In terms of features list the Ciaz comes standard with driver and passenger seatbelt alert, ISOFIX for child seats, dual airbags, ABS and EBD, and high-speed warning. In the top-spec trim that we have here, there are useful features such as push-button start, cruise control, automatic headlamps, electrically folding ORVMs, climate control, rear AC vents, and six-speaker system with connectivity like Android Auto, Apple CarPlay and MirrorLink. However, the Ciaz misses out on features like sunroof, cooled seats or rain-sensing wipers which are offered in the competition.

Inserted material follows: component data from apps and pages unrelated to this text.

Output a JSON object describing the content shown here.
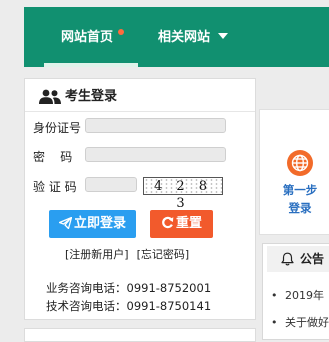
{
  "nav": {
    "home": "网站首页",
    "related": "相关网站"
  },
  "login": {
    "title": "考生登录",
    "id_label": "身份证号",
    "id_value": "",
    "password_label": "密    码",
    "password_value": "",
    "captcha_label": "验 证 码",
    "captcha_value": "",
    "captcha_text": "4 2 8 3",
    "login_button": "立即登录",
    "reset_button": "重置",
    "register_link": "[注册新用户]",
    "forgot_link": "[忘记密码]",
    "business_phone": "业务咨询电话：0991-8752001",
    "tech_phone": "技术咨询电话：0991-8750141"
  },
  "steps": {
    "step1_line1": "第一步",
    "step1_line2": "登录"
  },
  "notice": {
    "title": "公告",
    "items": [
      "2019年",
      "关于做好"
    ]
  },
  "colors": {
    "nav_bg": "#119070",
    "login_button": "#2a9ef0",
    "reset_button": "#f25a2c",
    "step_icon": "#f26b2a",
    "step_text": "#2a6fc0"
  }
}
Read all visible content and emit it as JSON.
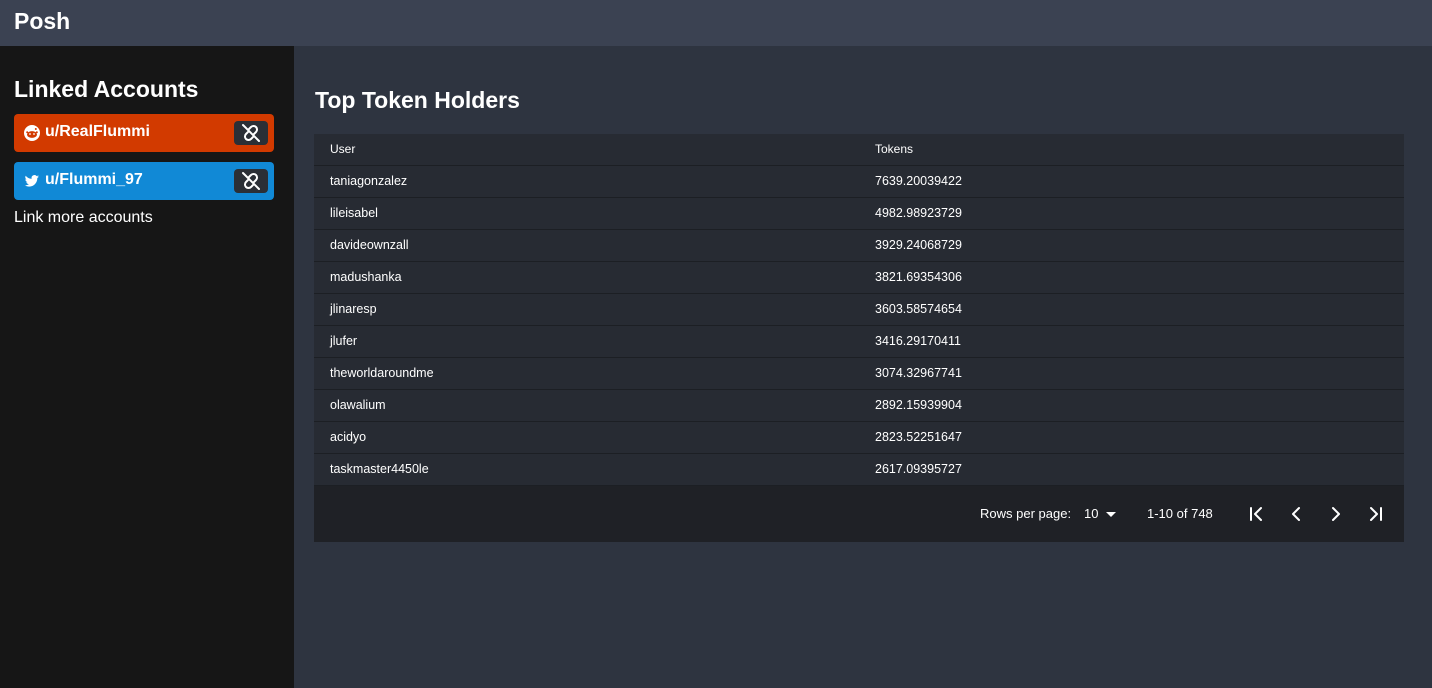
{
  "app": {
    "title": "Posh"
  },
  "sidebar": {
    "title": "Linked Accounts",
    "accounts": [
      {
        "platform": "reddit",
        "name": "u/RealFlummi",
        "color": "#d23a00",
        "icon": "reddit-icon"
      },
      {
        "platform": "twitter",
        "name": "u/Flummi_97",
        "color": "#1189d6",
        "icon": "twitter-icon"
      }
    ],
    "link_more": "Link more accounts"
  },
  "main": {
    "title": "Top Token Holders",
    "table": {
      "columns": [
        "User",
        "Tokens"
      ],
      "rows": [
        {
          "user": "taniagonzalez",
          "tokens": "7639.20039422"
        },
        {
          "user": "lileisabel",
          "tokens": "4982.98923729"
        },
        {
          "user": "davideownzall",
          "tokens": "3929.24068729"
        },
        {
          "user": "madushanka",
          "tokens": "3821.69354306"
        },
        {
          "user": "jlinaresp",
          "tokens": "3603.58574654"
        },
        {
          "user": "jlufer",
          "tokens": "3416.29170411"
        },
        {
          "user": "theworldaroundme",
          "tokens": "3074.32967741"
        },
        {
          "user": "olawalium",
          "tokens": "2892.15939904"
        },
        {
          "user": "acidyo",
          "tokens": "2823.52251647"
        },
        {
          "user": "taskmaster4450le",
          "tokens": "2617.09395727"
        }
      ]
    },
    "pagination": {
      "rows_per_page_label": "Rows per page:",
      "rows_per_page_value": "10",
      "range": "1-10 of 748"
    }
  }
}
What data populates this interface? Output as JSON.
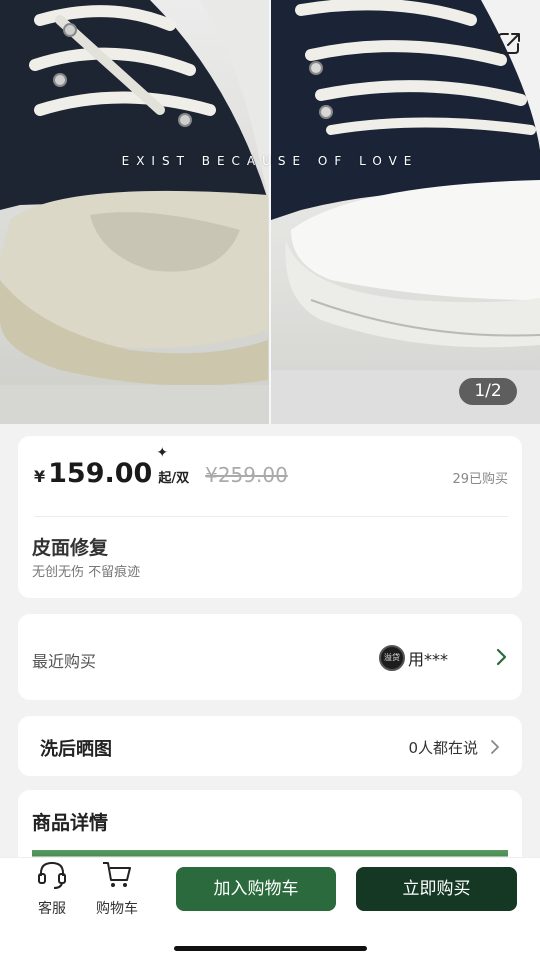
{
  "hero": {
    "tagline": "EXIST BECAUSE OF LOVE",
    "counter": "1/2",
    "share_icon": "share-icon"
  },
  "price_card": {
    "currency": "¥",
    "price": "159.00",
    "sparkle": "✦",
    "unit": "起/双",
    "original_price": "¥259.00",
    "sold": "29已购买",
    "service_title": "皮面修复",
    "service_subtitle": "无创无伤 不留痕迹"
  },
  "recent": {
    "label": "最近购买",
    "buyer_name": "用***",
    "avatar_text": "溢贷"
  },
  "show": {
    "title": "洗后晒图",
    "count": "0人都在说"
  },
  "details": {
    "title": "商品详情"
  },
  "bottom": {
    "customer_service": "客服",
    "cart": "购物车",
    "add_to_cart": "加入购物车",
    "buy_now": "立即购买"
  },
  "colors": {
    "primary_green": "#2b6a3c",
    "dark_green": "#143824",
    "background": "#f2f2f2"
  }
}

Powering the Ciaz 1.5 diesel is the Maruti’s very own DDiS225 engine. This four-cylinder turbo-diesel puts out 94bhp at 4,000rpm and a twisting force of 225Nm between 1500-2500rpm. Which means the power and torque is up by 5bhp and 25Nm respectively compared to the 1.3-litre DDiS200. Maruti says that this engine employs a dual-mass flywheel (DMF) along with optimized compression ratio to reduce engine fluctuations and improved NVH performance. And it shows once you press the engine start button.
At idle, the engine is silent and has none of the raucous clatter usually associated with diesel engines. And off the line, there’s enough grunt as well since all of the available torque is accessible from 1,500rpm. There’s some engine noise though as you shift from first gear to second while gaining momentum. But following that it all becomes silent and the engine is smooth and refined in rest of the gears. This motor is very much tractable as well, and you can potter around in the city while in second or third gear all day. There’s very little turbo lag and the engine comes alive between 1,500 and 3,500rpm. At cruising speeds, the motor is comfortable, refined and you only need a little dab on the throttle to get it up to higher speed as there’s ample torque available in the mid-range. It needs to be pointed out that this is a high revving engine, unlike other diesel engines, but the power tapers off by around 5,000rpm. On the flip side, this engine is best driven sedately and is not the best choice for enthusiastic driving. Also, the motor feels quite sluggish below 1500rpm which might be because of the tall gear ratio. Which brings us to the transmission. This 1.5 diesel only comes with a six-speed manual gearbox which is an all-new introduction in India. This new gearbox is slick, has crisp gear shifts with little to no notchy feel to it, and is complemented by a light clutch.
In terms of ride and handling, the Ciaz has a comfortable and cushy ride as the suspension soaks up bumps and uneven surfaces with ease. However, the sharp edged potholes can be felt inside the cabin and the Ciaz can do better in terms of NVH. However, the lack of appropriate underbody NVH insulation can be felt at highway speeds, and that is a bummer especially since the rivals offer much quieter ride. As for the steering, it is light and hence makes city maneuvering a breeze. However, it tends to feel vague around the dead center, and it could also have weighed-up better at higher speeds. Besides, the Ciaz remains planted at highway speeds as well and the body roll isn’t as much to complain about.
Lastly, this new engine – in typical Maruti fashion – is fuel-efficient as well. In our test, the Ciaz 1.5 diesel managed a best-in-class fuel efficiency of 18.53kmpl in the city and 21.14kmpl on the highway. And that’s without Maruti’s SHVS mild hybrid system.
Pictures By - Kapil Angane